### EXERCISE OBJECTIVE
Write only the number of lines below in which "icon" occurs.

**** SUPPLIED MATERIAL

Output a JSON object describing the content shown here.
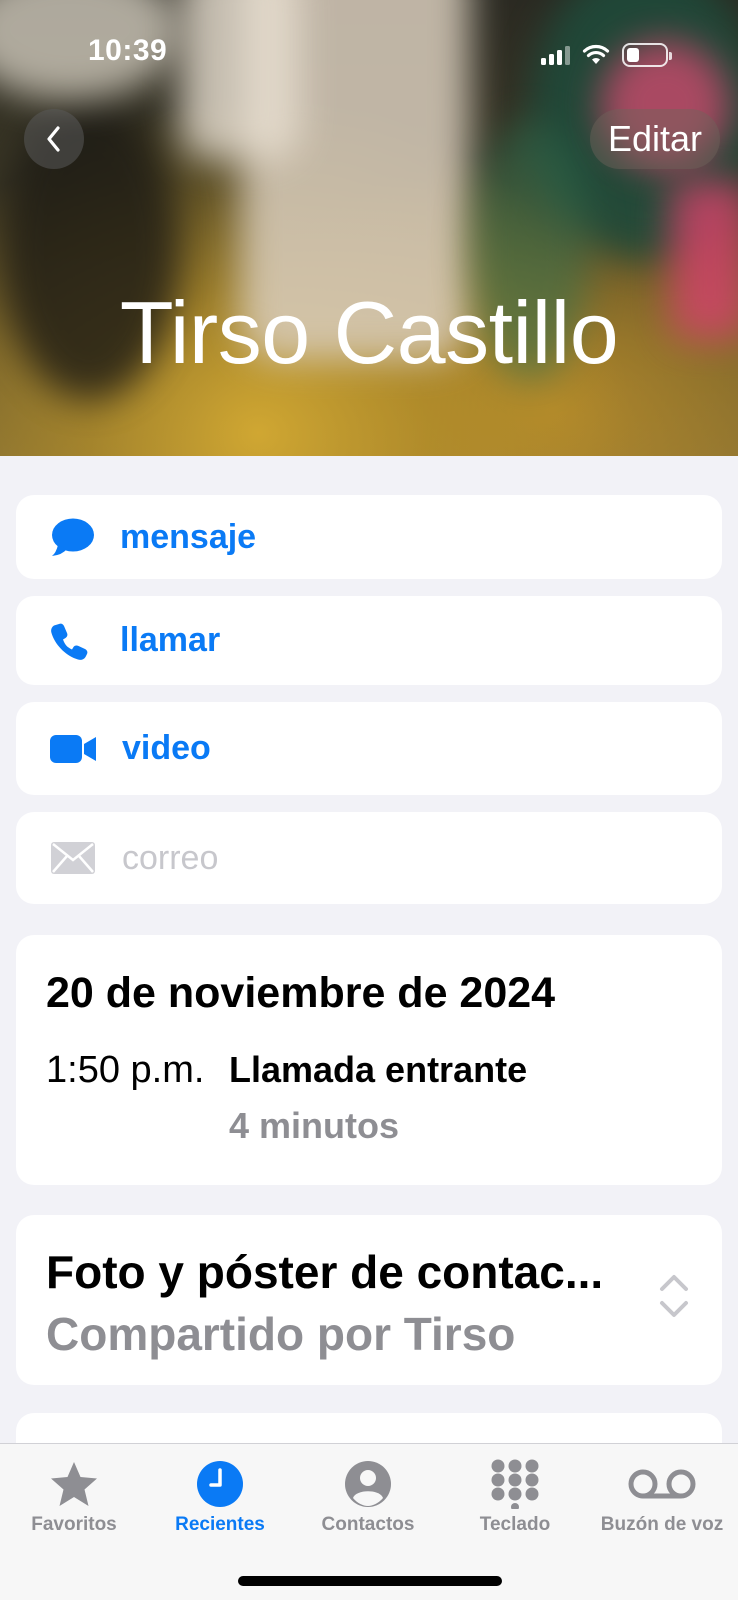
{
  "status_bar": {
    "time": "10:39"
  },
  "header": {
    "edit_label": "Editar",
    "contact_name": "Tirso Castillo"
  },
  "actions": [
    {
      "label": "mensaje",
      "icon": "message-bubble-icon",
      "enabled": true
    },
    {
      "label": "llamar",
      "icon": "phone-icon",
      "enabled": true
    },
    {
      "label": "video",
      "icon": "video-camera-icon",
      "enabled": true
    },
    {
      "label": "correo",
      "icon": "mail-icon",
      "enabled": false
    }
  ],
  "call_log": {
    "date": "20 de noviembre de 2024",
    "time": "1:50 p.m.",
    "type": "Llamada entrante",
    "duration": "4 minutos"
  },
  "contact_poster": {
    "title": "Foto y póster de contac...",
    "subtitle": "Compartido por Tirso"
  },
  "tabbar": {
    "tabs": [
      {
        "label": "Favoritos",
        "icon": "star-icon",
        "active": false
      },
      {
        "label": "Recientes",
        "icon": "clock-icon",
        "active": true
      },
      {
        "label": "Contactos",
        "icon": "person-circle-icon",
        "active": false
      },
      {
        "label": "Teclado",
        "icon": "keypad-icon",
        "active": false
      },
      {
        "label": "Buzón de voz",
        "icon": "voicemail-icon",
        "active": false
      }
    ]
  },
  "colors": {
    "accent": "#0a7af5",
    "secondary_text": "#8e8e93",
    "disabled": "#c7c7cc",
    "background": "#f2f2f7"
  }
}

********

### RESULT FOR THIS TASK
9